Moving up through the shoe, the high-volume EVA Hoka is famous for (think: light, springy, cushioned foam) continues from the outsole through the midsole to provide a comfortable yet reasonably responsive ride. The upper continues the “off-road all-rounder” theme, wrapping a lightweight, highly breathable, recycled polyester woven mesh with TPU overlays (those shiny, plastic bits) to increase stability and hold the foot in place on technical terrain (the mesh stretches, these don’t) while protecting the mesh weave from abrasion and tears. Perhaps my favourite part of the shoe, the upper, also features a stretchy, laminated, breathable tongue that does an excellent job of wrapping around the top of the foot and limiting lace-bite while also keeping debris out.
Testing for the Mafate Speed 3 was done over two days on the Oscars100 Hut2Hut course, ascending and descending Four Mile spur before paralleling the Howqua River and its 14 river crossings. Four Mile is brutally steep and unrelenting, and the constant river crossings along the Howqua meant plenty of opportunities for crap to get into the shoes and cause discomfort.

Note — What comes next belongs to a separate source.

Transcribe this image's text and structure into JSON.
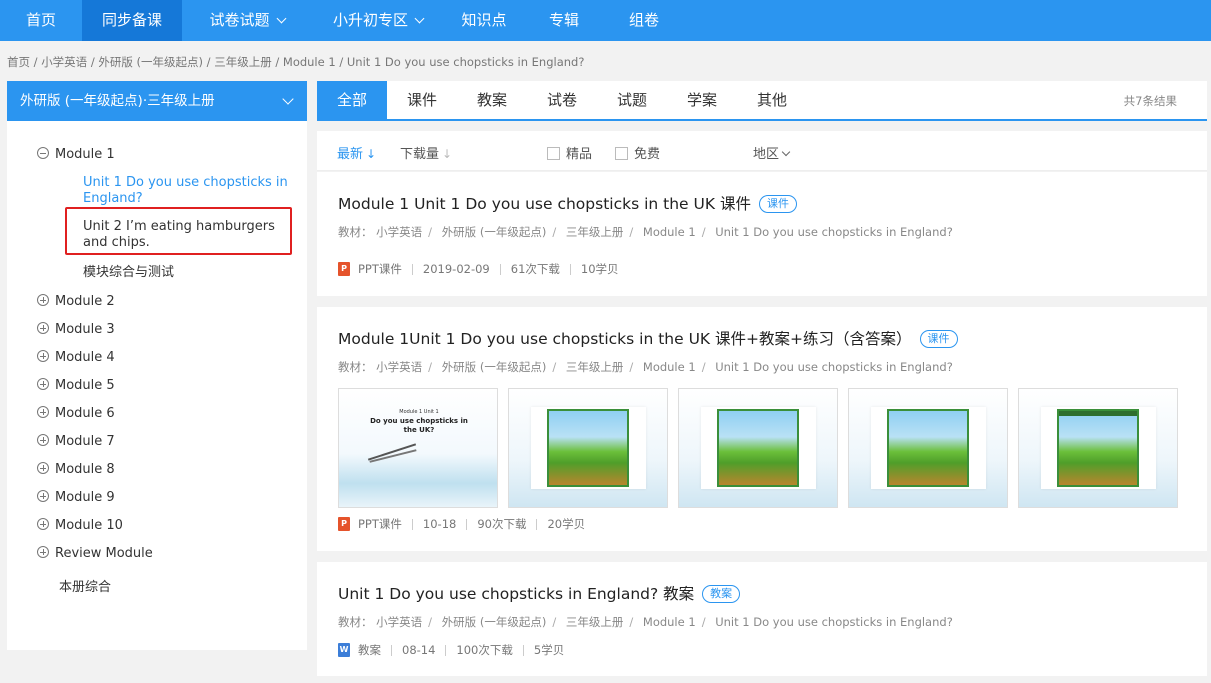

Early on in each of my test runs, I did feel a little like I was wearing thick, woollen socks, but I soon forgot they were on and hardly gave them a second thought; that’s bloody surprising for a 300g, maximal shoe!
On a spectrum that placed grip and durability at one extreme, and minimal weight and comfort at the other, I’d place the MSF3 smack bang in the middle; a good balance that does most things well without obvious failings. Coming from a biased, judgemental, minimalist background, this is a little difficult for me, but I’m going to rip the BandAid off quickly: I think this is an excellent trail shoe for Aussie conditions and, particularly, Ultras. While I’d avoid them if I was trying to set downhill records on my local mountain or running laps of my local city park, if you’re looking for a comfortable, high-cushion, forgiving trail or off-road shoe that will handle the majority of Aussie trails and still be comfortable after 50km, the Hoka One One Mafate Speed 3 would make an excellent addition to your quiver.